DATASET ENTRIES:
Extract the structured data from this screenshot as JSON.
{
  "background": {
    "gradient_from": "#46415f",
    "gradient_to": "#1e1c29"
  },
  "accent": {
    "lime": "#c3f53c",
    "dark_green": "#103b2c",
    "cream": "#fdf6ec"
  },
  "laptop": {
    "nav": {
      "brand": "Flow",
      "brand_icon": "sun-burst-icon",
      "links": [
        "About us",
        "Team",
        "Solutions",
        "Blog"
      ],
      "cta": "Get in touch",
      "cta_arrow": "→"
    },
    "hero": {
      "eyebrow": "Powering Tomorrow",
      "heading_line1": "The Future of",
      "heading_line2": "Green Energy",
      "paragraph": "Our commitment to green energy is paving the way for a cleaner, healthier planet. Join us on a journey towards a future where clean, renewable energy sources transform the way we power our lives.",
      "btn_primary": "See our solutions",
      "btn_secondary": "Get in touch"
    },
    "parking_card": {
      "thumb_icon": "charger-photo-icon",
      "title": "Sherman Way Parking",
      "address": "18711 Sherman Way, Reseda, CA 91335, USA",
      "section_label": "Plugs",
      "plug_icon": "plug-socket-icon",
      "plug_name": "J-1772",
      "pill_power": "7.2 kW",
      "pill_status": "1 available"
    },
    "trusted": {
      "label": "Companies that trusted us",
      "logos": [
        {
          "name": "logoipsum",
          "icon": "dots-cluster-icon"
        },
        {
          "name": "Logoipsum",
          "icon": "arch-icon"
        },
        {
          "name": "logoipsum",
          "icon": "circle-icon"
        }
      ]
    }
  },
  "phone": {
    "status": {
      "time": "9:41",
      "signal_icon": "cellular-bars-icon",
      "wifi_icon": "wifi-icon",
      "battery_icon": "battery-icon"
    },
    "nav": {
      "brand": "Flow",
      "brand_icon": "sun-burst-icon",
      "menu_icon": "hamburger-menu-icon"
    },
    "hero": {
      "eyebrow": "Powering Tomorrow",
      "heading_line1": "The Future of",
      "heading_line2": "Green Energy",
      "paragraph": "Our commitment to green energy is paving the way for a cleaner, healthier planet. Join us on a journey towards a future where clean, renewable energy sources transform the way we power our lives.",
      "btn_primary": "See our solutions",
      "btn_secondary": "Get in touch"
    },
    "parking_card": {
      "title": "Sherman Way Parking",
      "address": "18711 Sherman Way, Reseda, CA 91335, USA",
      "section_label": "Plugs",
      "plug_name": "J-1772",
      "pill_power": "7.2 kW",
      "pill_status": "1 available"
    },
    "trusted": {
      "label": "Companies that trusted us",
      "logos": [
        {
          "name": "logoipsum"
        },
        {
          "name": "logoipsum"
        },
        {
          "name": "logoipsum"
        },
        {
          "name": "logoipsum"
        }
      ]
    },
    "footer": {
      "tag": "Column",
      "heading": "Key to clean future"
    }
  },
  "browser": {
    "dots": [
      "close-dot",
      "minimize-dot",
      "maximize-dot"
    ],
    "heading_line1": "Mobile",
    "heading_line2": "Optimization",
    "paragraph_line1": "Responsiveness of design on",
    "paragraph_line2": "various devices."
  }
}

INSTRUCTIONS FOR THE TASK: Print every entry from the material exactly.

SOLUTION FOR THIS EXERCISE:
Extract the structured data from this screenshot as JSON.
{
  "background": {
    "gradient_from": "#46415f",
    "gradient_to": "#1e1c29"
  },
  "accent": {
    "lime": "#c3f53c",
    "dark_green": "#103b2c",
    "cream": "#fdf6ec"
  },
  "laptop": {
    "nav": {
      "brand": "Flow",
      "brand_icon": "sun-burst-icon",
      "links": [
        "About us",
        "Team",
        "Solutions",
        "Blog"
      ],
      "cta": "Get in touch",
      "cta_arrow": "→"
    },
    "hero": {
      "eyebrow": "Powering Tomorrow",
      "heading_line1": "The Future of",
      "heading_line2": "Green Energy",
      "paragraph": "Our commitment to green energy is paving the way for a cleaner, healthier planet. Join us on a journey towards a future where clean, renewable energy sources transform the way we power our lives.",
      "btn_primary": "See our solutions",
      "btn_secondary": "Get in touch"
    },
    "parking_card": {
      "thumb_icon": "charger-photo-icon",
      "title": "Sherman Way Parking",
      "address": "18711 Sherman Way, Reseda, CA 91335, USA",
      "section_label": "Plugs",
      "plug_icon": "plug-socket-icon",
      "plug_name": "J-1772",
      "pill_power": "7.2 kW",
      "pill_status": "1 available"
    },
    "trusted": {
      "label": "Companies that trusted us",
      "logos": [
        {
          "name": "logoipsum",
          "icon": "dots-cluster-icon"
        },
        {
          "name": "Logoipsum",
          "icon": "arch-icon"
        },
        {
          "name": "logoipsum",
          "icon": "circle-icon"
        }
      ]
    }
  },
  "phone": {
    "status": {
      "time": "9:41",
      "signal_icon": "cellular-bars-icon",
      "wifi_icon": "wifi-icon",
      "battery_icon": "battery-icon"
    },
    "nav": {
      "brand": "Flow",
      "brand_icon": "sun-burst-icon",
      "menu_icon": "hamburger-menu-icon"
    },
    "hero": {
      "eyebrow": "Powering Tomorrow",
      "heading_line1": "The Future of",
      "heading_line2": "Green Energy",
      "paragraph": "Our commitment to green energy is paving the way for a cleaner, healthier planet. Join us on a journey towards a future where clean, renewable energy sources transform the way we power our lives.",
      "btn_primary": "See our solutions",
      "btn_secondary": "Get in touch"
    },
    "parking_card": {
      "title": "Sherman Way Parking",
      "address": "18711 Sherman Way, Reseda, CA 91335, USA",
      "section_label": "Plugs",
      "plug_name": "J-1772",
      "pill_power": "7.2 kW",
      "pill_status": "1 available"
    },
    "trusted": {
      "label": "Companies that trusted us",
      "logos": [
        {
          "name": "logoipsum"
        },
        {
          "name": "logoipsum"
        },
        {
          "name": "logoipsum"
        },
        {
          "name": "logoipsum"
        }
      ]
    },
    "footer": {
      "tag": "Column",
      "heading": "Key to clean future"
    }
  },
  "browser": {
    "dots": [
      "close-dot",
      "minimize-dot",
      "maximize-dot"
    ],
    "heading_line1": "Mobile",
    "heading_line2": "Optimization",
    "paragraph_line1": "Responsiveness of design on",
    "paragraph_line2": "various devices."
  }
}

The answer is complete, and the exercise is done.